Grief and Loss
I am prompted to write today about grief and loss.
When someone we love is taken away from us or, that love is somehow severed, either by rejection, abandonment, injury, illness or, through death – we experience a reaction to this loss, this is called grief. The crippling pain of grief is as much a part of the journey through the passage of life, as the thrill and joy of love. It is, perhaps the ultimate price we pay for love, and the cost of attachment and commitment.
Grief creeps up insidiously, like a thief in the night. Grief threatens when we least expect, shaking our very foundations, and dislocating us from the secure, familiar safety of every day life. The journey through the convoluted labyrinth of grief is lonely. Often the traveller treads uneven ground, braving dangerous unmarked territory and sometimes may becomes bogged down and overwhelmed with anger and guilt. It is a struggle to negotiate this difficult terrain – pockmarked with sadness and depression.
We can be uncomfortable and uneasy with the subject of grief, perhaps because it forces us to address our own mortality and that of those dear to us. Yet grief will touch us all in some way within the course of our lives. If we can endeavour to understand this most painful of human emotions, we may ourselves be more adequately prepared for loss, and be able to provide compassion, kindness, support and empathy to those around us who are grieving.

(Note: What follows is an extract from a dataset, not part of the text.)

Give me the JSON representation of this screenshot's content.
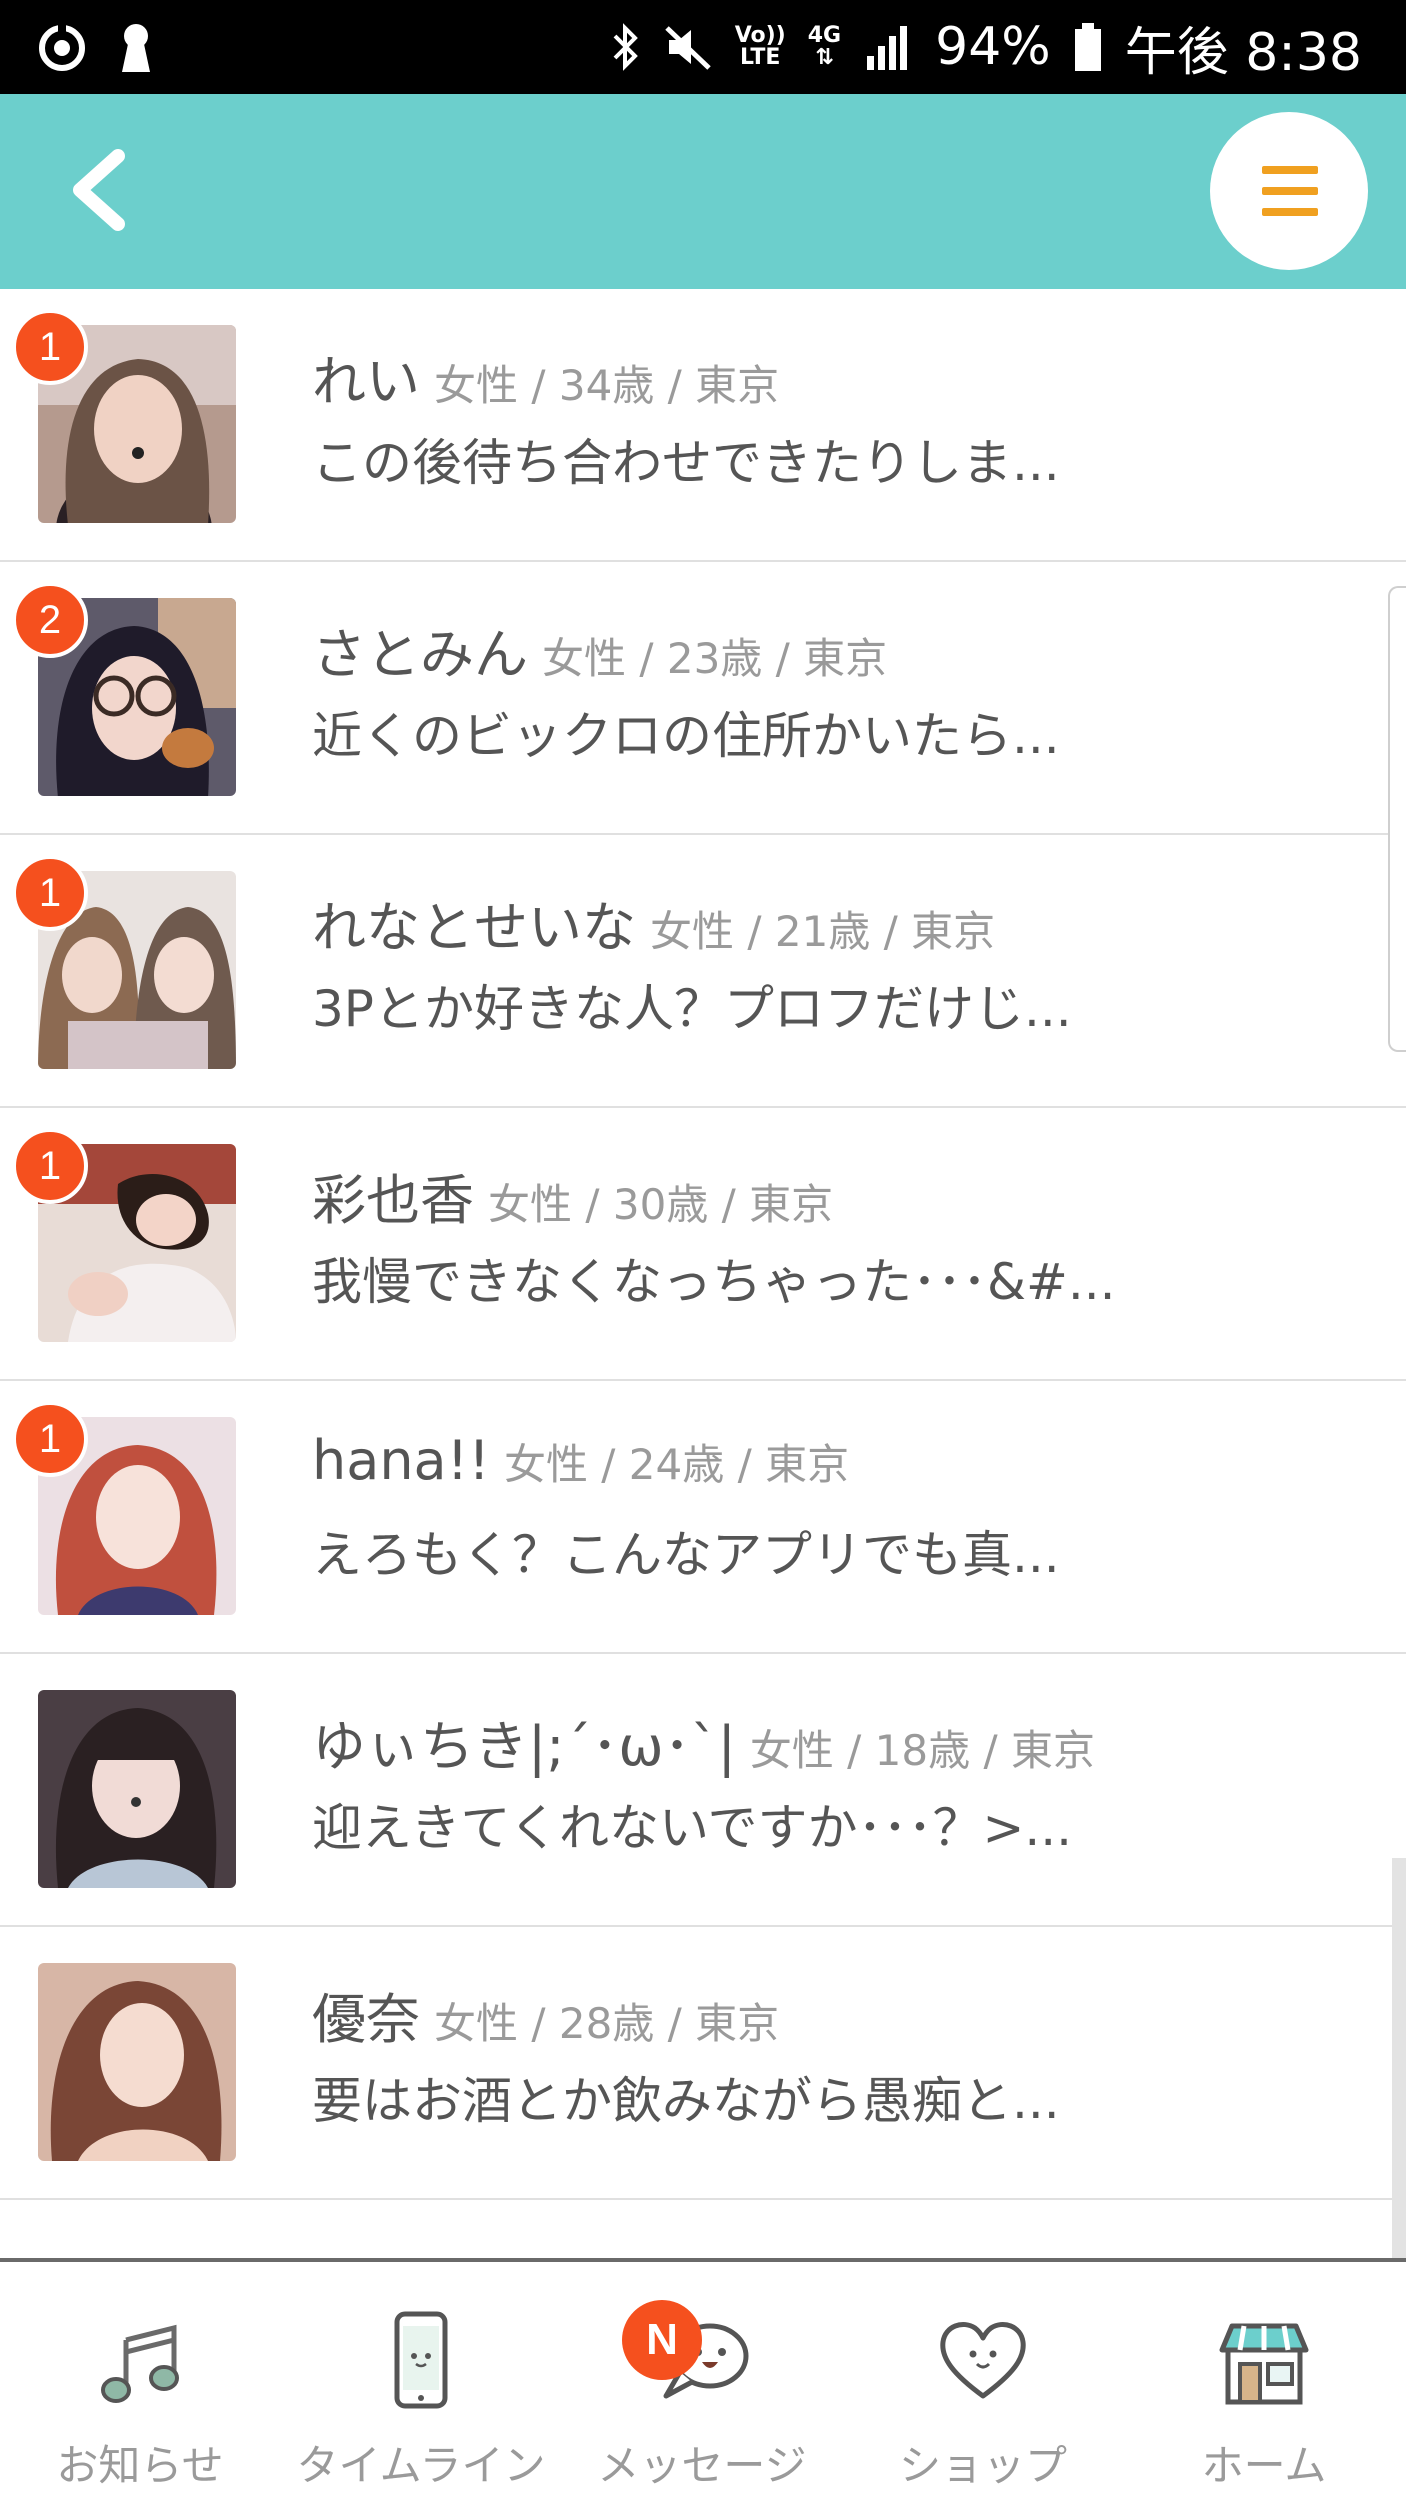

Loss and grief have been shadowy companions throughout my own life, and I often wonder if, in bearing the surname Grieveson, she who grieves… I might have a predetermined propensity to experience grief.
A couple of weeks ago – on an ordinary Sunday afternoon, my family received the tragic news that Molly, the young mother of Sue, my youngest teenage daughter’s close friend, had passed away suddenly.

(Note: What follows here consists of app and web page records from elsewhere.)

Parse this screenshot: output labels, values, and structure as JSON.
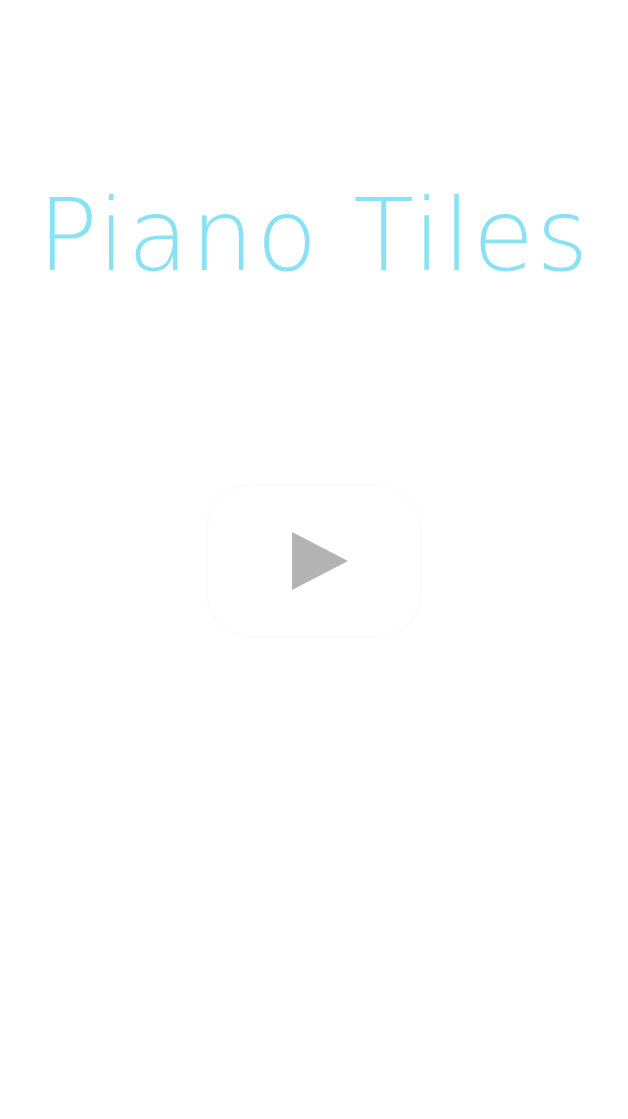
{
  "app": {
    "title": "Piano Tiles"
  },
  "play_button": {
    "icon": "play-icon",
    "icon_color": "#b3b3b3"
  },
  "colors": {
    "background": "#ffffff",
    "title": "#88e1f4"
  }
}
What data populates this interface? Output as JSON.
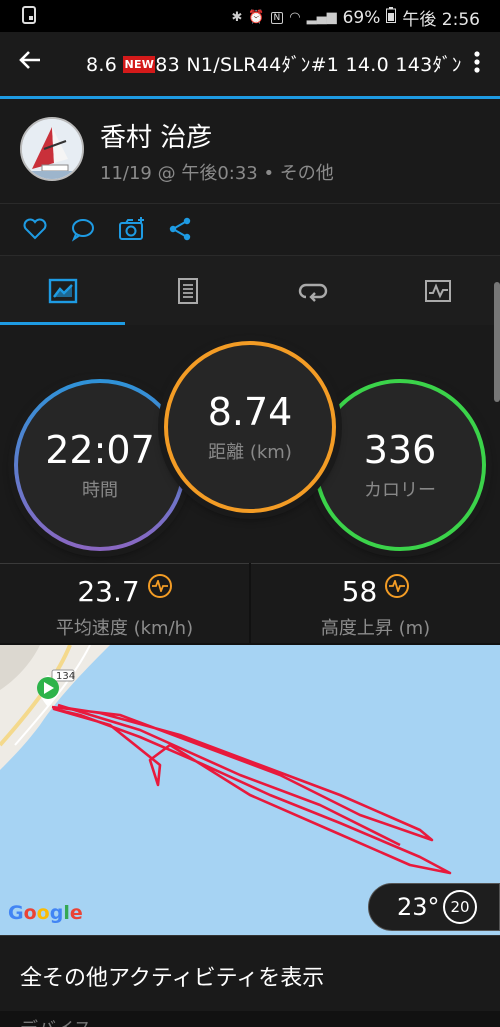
{
  "status_bar": {
    "battery": "69%",
    "time": "午後 2:56"
  },
  "header": {
    "title_prefix": "8.6",
    "new_badge": "NEW",
    "title_suffix": "83  N1/SLR44ﾀﾞﾝ#1  14.0  143ﾀﾞﾝ",
    "back_icon": "back-arrow-icon",
    "menu_icon": "kebab-menu-icon"
  },
  "profile": {
    "name": "香村 治彦",
    "meta": "11/19 @ 午後0:33 • その他"
  },
  "actions": {
    "icons": [
      "heart-icon",
      "comment-icon",
      "camera-add-icon",
      "share-icon"
    ],
    "accent": "#1e9be3"
  },
  "tabs": {
    "items": [
      "summary-tab",
      "details-tab",
      "laps-tab",
      "graphs-tab"
    ],
    "active_index": 0
  },
  "stats": {
    "time": {
      "value": "22:07",
      "label": "時間",
      "color": "#7b6fc2"
    },
    "distance": {
      "value": "8.74",
      "label": "距離 (km)",
      "color": "#f39c25"
    },
    "calories": {
      "value": "336",
      "label": "カロリー",
      "color": "#3bd34a"
    }
  },
  "substats": {
    "speed": {
      "value": "23.7",
      "label": "平均速度 (km/h)"
    },
    "ascent": {
      "value": "58",
      "label": "高度上昇 (m)"
    }
  },
  "map": {
    "road_label": "134",
    "attribution": "Google",
    "temperature": "23°",
    "wind": "20",
    "track_color": "#e8193c"
  },
  "more_link": "全その他アクティビティを表示",
  "next_section": "デバイス"
}
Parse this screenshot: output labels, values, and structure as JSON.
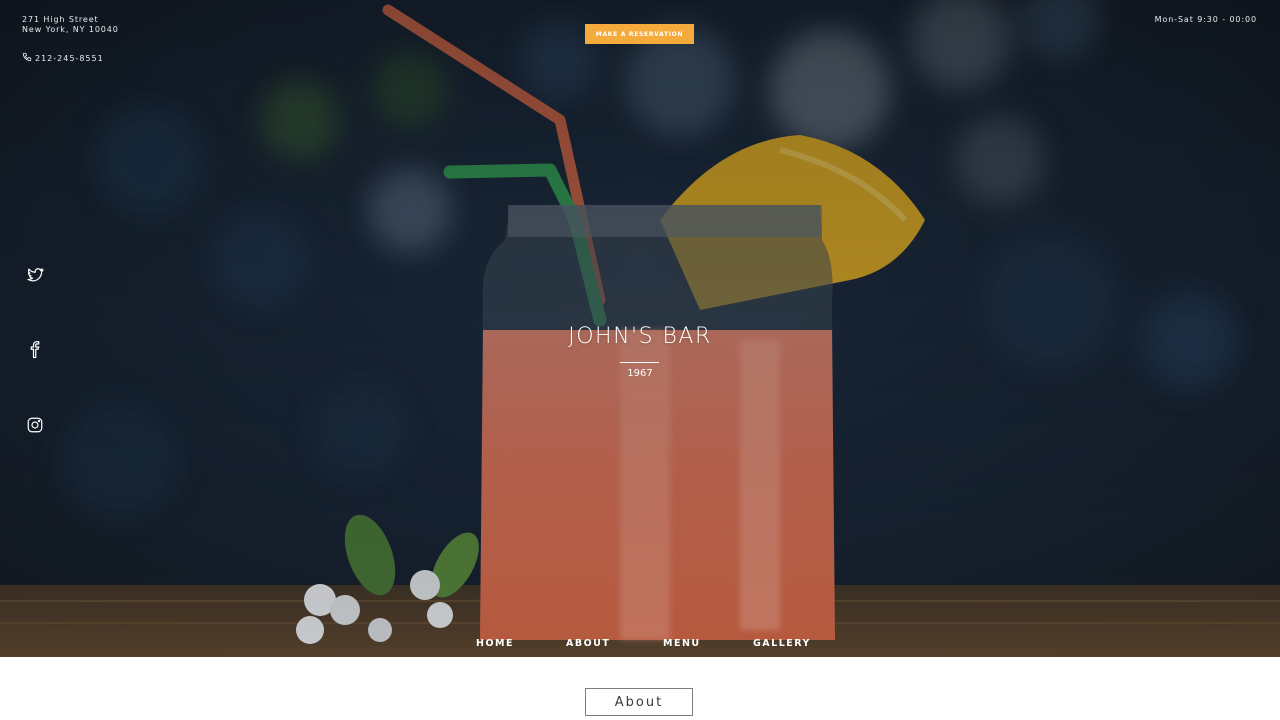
{
  "header": {
    "address_line1": "271 High Street",
    "address_line2": "New York, NY 10040",
    "phone": "212-245-8551",
    "hours": "Mon-Sat 9:30 - 00:00",
    "reservation_label": "MAKE A RESERVATION"
  },
  "social": [
    {
      "name": "twitter-icon"
    },
    {
      "name": "facebook-icon"
    },
    {
      "name": "instagram-icon"
    }
  ],
  "hero": {
    "title": "JOHN'S BAR",
    "year": "1967"
  },
  "nav": {
    "items": [
      {
        "label": "HOME"
      },
      {
        "label": "ABOUT"
      },
      {
        "label": "MENU"
      },
      {
        "label": "GALLERY"
      }
    ]
  },
  "section": {
    "about_label": "About"
  },
  "colors": {
    "accent": "#f5ab3c",
    "overlay": "#1b2531",
    "text_light": "#ffffff"
  }
}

As the afternoon rolled on and Aussie Rules football matches were broadcast live to air – my family struggled to absorb and assimilate the circumstances surrounding Molly’s untimely death.
My daughter Amelia had forged a strong friendship with Sue who was Molly and Peter’s only child. When Sue and her family moved to Tucson, Arizona, Amelia was invited at the age of fourteen to holiday with them twice within a three year period and likewise Sue also spent her vacation with us, here in Australia.
Amelia had a wonderful time with Sue, they camped at Grand Canyon, sailing down the grand Mississippi, cruising the coast of Mexico and The Bahamas. One of the coolest parts of the adventure was in LA where the girls hung out with the cast and crew of a Nickelodeon production where Molly’s brother was the scriptwriter.
Molly and Peter led a charmed life. Peter worked long hours in finance for a multinational company and his work took him overseas for extended periods of time. Molly and Sue were naturally close; Molly had chosen to give up her highly specialized work as a research chemist making DNA for a cutting edge, high tech bio company, to be a full time mother to Sue.
Two weeks ago Molly and her almost eighteen-year-old daughter were halfway into an amazing trip to Alaska when Molly developed a severe headache and displayed signs of confusion. Sue took her mother to the nearest hospital where an MRI scan revealed that she had a glioblastoma brain tumour. This type of cancer is malignant and spreads rapidly.
Two days later, Molly passed away during neurosurgery, she was forty-four.
We mourn for Molly from the other side of the world and send our thoughts and love to Peter and Sue.
I lost my own mother suddenly when I was just twenty-one. My mum had a massive cerebral aneurysm and just like Molly, she was beautiful and young. I have never really healed from this profound loss at an age when I was only just beginning to understand what is to be a woman.
Mother loss at any age is difficult – but as a young woman, to lose your anchor, the linchpin of the family, your female template at the tender age of seventeen is heartbreaking.
My thoughts are with you dearest Sue.
Names have been changed to protect privacy